Bluefield Daily Telegraph, Bluefield, WV

January 24, 2013

Seeds of growth — BAT a good Exit 1 addition

Bluefield Daily Telegraph

— There appears to be a general consensus among local economic development officials that the Interstate 77 Exit 1 in Bluefield is an area that needs to be developed. However, a number of stumbling blocks remain, including the need for improving signage and visibility to the exit.

It can also be argued that developing the area near Exit 1 could be the key to future growth for the Bluefield area. After all, just look at what Exit 9 has done for the greater Princeton area.

But besides a few notable exceptions, Exit 1 has largely been a blind spot for the traveling public. And that’s unfortunate. However, the looming completion of a long-planned transit relocation project could help to change things. Contract crews are already hard at work transforming the former Eagle Truck Lines building on John Nash Boulevard, near Exit 1, into the new Bluefield Area Transit headquarters.

With the Mercer County Commission’s approval of the city of Bluefield’s annexation request earlier this month, the project now has an official green light.

The city of Bluefield recently acquired a 33-acre parcel of land that includes the 3.5 acres where the BAT facility is to be located. “Some of the city’s property is on the mountain side, but there is a beautiful three-acre site beside the bus garage that is already level and ready to go,” BAT Director Patrick McKinney said last week. “It would be suitable for several different kinds of developments.”

Right now, McKinney is focused on the interior transformation of the former truck garage into a state-of-the art public transit facility. The project involves a remodeling of the 11,346-square foot structure for use by the transit buses, as well as the addition of modern maintenance bays and a bus-wash bay.
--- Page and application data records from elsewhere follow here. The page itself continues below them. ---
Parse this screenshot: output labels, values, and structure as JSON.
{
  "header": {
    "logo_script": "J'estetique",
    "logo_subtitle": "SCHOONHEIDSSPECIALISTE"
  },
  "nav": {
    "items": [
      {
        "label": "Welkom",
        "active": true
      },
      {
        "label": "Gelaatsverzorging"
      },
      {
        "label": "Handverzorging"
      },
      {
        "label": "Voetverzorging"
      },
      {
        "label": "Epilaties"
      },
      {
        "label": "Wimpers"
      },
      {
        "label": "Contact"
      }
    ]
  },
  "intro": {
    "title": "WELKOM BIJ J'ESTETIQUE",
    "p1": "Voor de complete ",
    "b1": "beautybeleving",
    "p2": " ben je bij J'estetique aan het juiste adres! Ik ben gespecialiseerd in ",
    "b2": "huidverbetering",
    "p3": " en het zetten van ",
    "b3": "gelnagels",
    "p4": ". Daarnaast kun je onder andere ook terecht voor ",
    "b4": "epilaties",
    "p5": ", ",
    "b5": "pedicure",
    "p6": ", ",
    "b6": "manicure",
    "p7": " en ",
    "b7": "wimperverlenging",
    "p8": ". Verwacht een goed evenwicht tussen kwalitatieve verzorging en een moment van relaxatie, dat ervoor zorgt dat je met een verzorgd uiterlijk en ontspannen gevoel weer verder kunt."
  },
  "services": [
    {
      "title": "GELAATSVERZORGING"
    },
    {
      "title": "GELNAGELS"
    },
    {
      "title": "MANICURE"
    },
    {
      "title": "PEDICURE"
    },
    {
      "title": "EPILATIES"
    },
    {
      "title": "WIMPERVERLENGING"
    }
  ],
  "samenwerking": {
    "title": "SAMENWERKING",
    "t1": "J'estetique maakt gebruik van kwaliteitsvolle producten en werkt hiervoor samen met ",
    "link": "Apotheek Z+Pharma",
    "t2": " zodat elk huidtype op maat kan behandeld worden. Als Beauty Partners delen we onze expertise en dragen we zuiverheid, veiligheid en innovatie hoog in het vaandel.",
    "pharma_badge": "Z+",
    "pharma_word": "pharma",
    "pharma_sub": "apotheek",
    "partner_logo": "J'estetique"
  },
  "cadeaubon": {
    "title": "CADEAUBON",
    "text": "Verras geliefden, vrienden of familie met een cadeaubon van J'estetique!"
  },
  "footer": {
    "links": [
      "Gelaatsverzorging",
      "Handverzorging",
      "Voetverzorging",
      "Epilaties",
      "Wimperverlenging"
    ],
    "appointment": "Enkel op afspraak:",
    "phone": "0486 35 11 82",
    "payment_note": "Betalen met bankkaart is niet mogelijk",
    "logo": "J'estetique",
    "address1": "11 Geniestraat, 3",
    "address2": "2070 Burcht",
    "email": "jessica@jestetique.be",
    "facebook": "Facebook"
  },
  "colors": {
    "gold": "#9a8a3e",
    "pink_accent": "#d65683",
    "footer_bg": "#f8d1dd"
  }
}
The project contract also calls for the demolition of the old administrative portion of the former truck garage.

The $2,756,570 project is being funding by the Federal Transit Administration and the West Virginia Division of Public Transit. No local matching funds are being utilized for the project.

The BAT system is currently operating out of the old freight station building on Bluefield Avenue. The relocation project accomplishes several objectives. It provides the transit system with a larger and more modern facility to operate out of. A new fueling station also is planned in the area. This in return should bring more traffic and activity to the John Nash Boulevard site. The BAT system itself has a total of 24 buses with about 18 or 19 on the road on any given day.

The relocation of the BAT system to John Nash Boulevard also could provide the seeds for additional growth at Exit 1. It is our hope that more businesses will follow the lead of the BAT system — as Exit 1 is an area that should be bustling with commercial activity.

After all, when a motorist exits the interstate, he or she expects to find gas stations, restaurants, hotels and motels and shopping centers within just a short distance. And that’s what we should be seeing along Exit 1. The BAT is a good start, and could provide the spark needed for additional growth.